I didn’t even get into the really poor on-time percentage being logged by American’s flights, which weren’t unduly affected by weather.
It certainly seemed like something was ‘up’. Which was also confirmed in comments I was reading on the post and elsewhere, such as reports of 20-plus minute times to taxi, and planes even being beaten out by tugs moving faster than they were.
“No one at APA has either sanctioned or supported any kind of ‘job action’ or sickout. It is illegal to do so,” said APA spokesman Tom Hoban. “That being said, you’ve got 8,000 pilots that are witnessing a handful of senior executives at AA that have chosen in a very deliberate manner to dismantle and destroy their profession. To say that the pilots at AA are not happy would be the understatement of a lifetime.”
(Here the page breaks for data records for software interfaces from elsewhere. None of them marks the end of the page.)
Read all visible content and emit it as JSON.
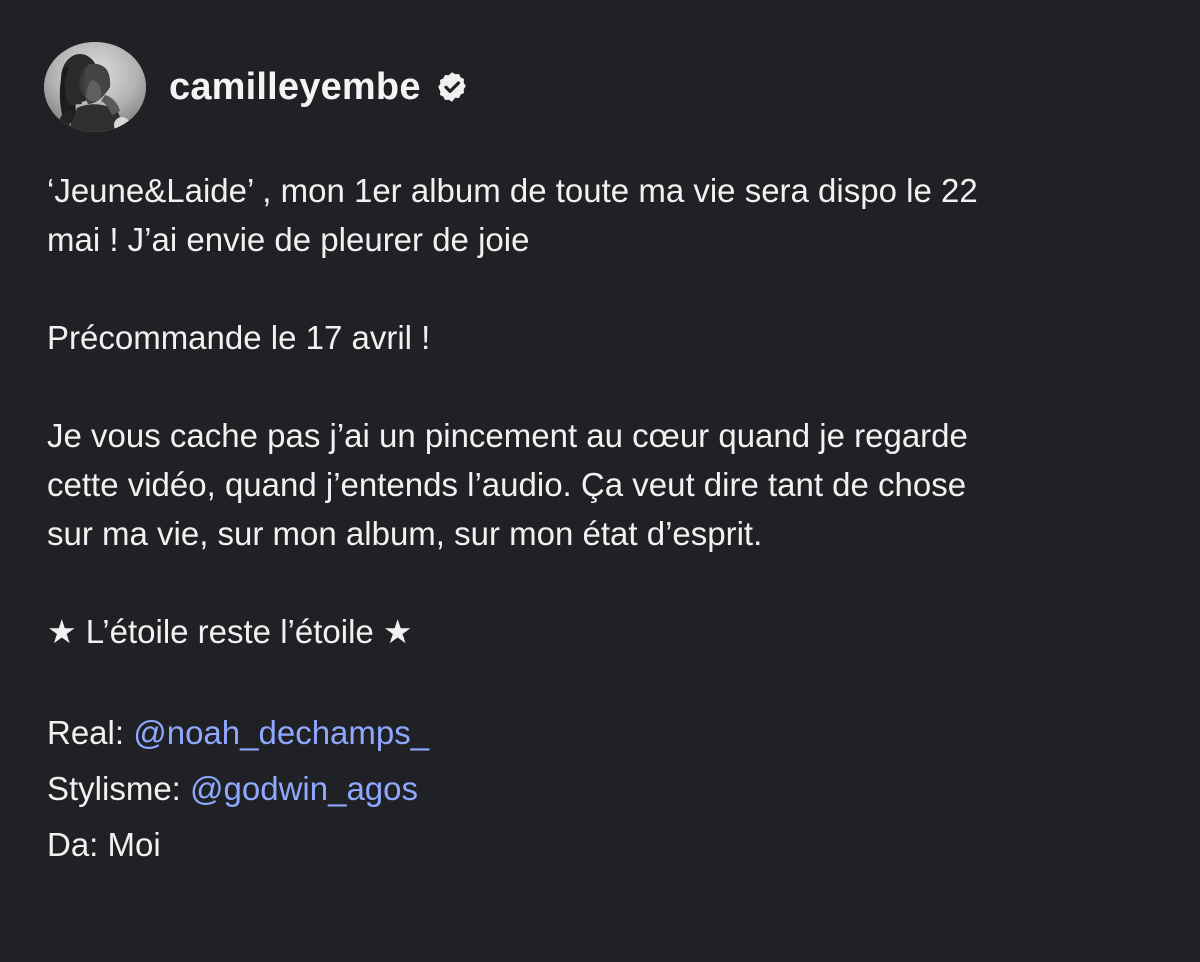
{
  "post": {
    "author": {
      "username": "camilleyembe",
      "avatar_icon": "profile-avatar",
      "verified_icon": "verified-badge-icon"
    },
    "caption": {
      "paragraph1": {
        "line1": "‘Jeune&Laide’ , mon 1er album de toute ma vie sera dispo le 22",
        "line2": "mai ! J’ai envie de pleurer de joie"
      },
      "paragraph2": {
        "line1": "Précommande le 17 avril !"
      },
      "paragraph3": {
        "line1": "Je vous cache pas j’ai un pincement au cœur quand je regarde",
        "line2": "cette vidéo, quand j’entends l’audio. Ça veut dire tant de chose",
        "line3": "sur ma vie, sur mon album, sur mon état d’esprit."
      },
      "paragraph4": {
        "line1": "★ L’étoile reste l’étoile ★"
      },
      "credits": {
        "real_label": "Real:",
        "real_handle": "@noah_dechamps_",
        "stylisme_label": "Stylisme:",
        "stylisme_handle": "@godwin_agos",
        "da_line": "Da: Moi"
      }
    },
    "colors": {
      "background": "#202124",
      "text": "#f1f1f1",
      "mention": "#8fa7ff"
    }
  }
}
The author calls that a “resounding no” but I read it as anything but — of course we’re not doing that because it would be illegal if we were, but of course there are lots of unhappy pilots and American would deserve it if we were doing that…
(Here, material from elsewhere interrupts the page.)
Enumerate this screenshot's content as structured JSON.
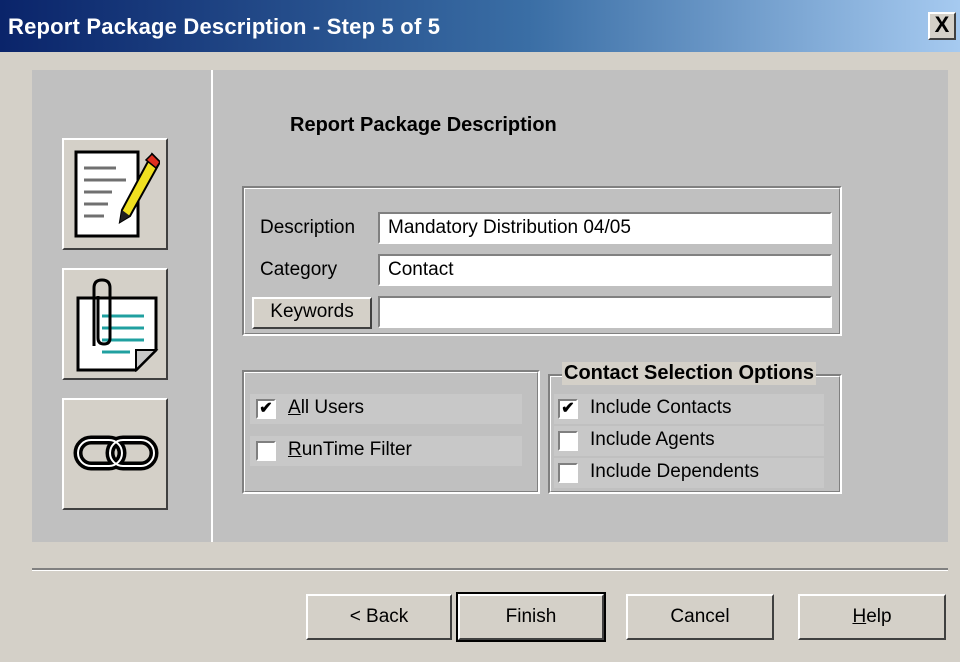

No, not a denial at all.
Meanwhile I saw a link in a post at TravelingBetter.com to a discussion by American pilots over at a pilot forum with a lot of ‘wink, wink, nudge nudge’ over how they’re slowing down the airline.
Here’s a sample of the comments (bolding is mine):
How is the operation running? Just wondering how the metal is moving over there.
A bit sluggish…4 canx today at DFW for lack of crews. Many delays and canx this week.
Did u see what the company is imposing? I dont blame AA pilots
Withholding of enthusiasm is not a job action. Neither is taking time off if one is unfit to fly. It is hard to run an operation when you crap all over your frontline employees.
And as always, the way to go is follow the FAR’s to the letter, as well as company rules… like giving T-storms 20 nm space, thorough pre-flights, conscientious write-ups, economical taxi and flight speeds, meticulous check list procedures, no-fault go-arounds, etc etc etc. Of course, fatigue is a hot-button topic w/NASA and the FAA. Got to wathc those mental health issues too. And it’s a good time to finally get that carpal tunnel surgery.
Well ya know sometimes you have to double check that flight plan. Especially on those RNAV departures. You don’t want to cause a potential mid air collision. Safety first.
Instead of DIRECT anywhere, just request “FLIGHT PLAN ROUTE”!
For you lawyer types, The burden of proof rests with the company to show a work slowdown is taking place?
I don’t see how a judge can “punish” the pilots any more than he already has…It’s not like they can send the Sheriff over to every pilots house and lead them to work in handcuffs. Whatever the cause, poor operational performance will force the hand of the creditors. What they decide to do remains to be seen, but I’d think a merger would provide more value than a fire sale.
Bloomberg reports that American is cutting capacity by 2% for the rest of September and October as a result.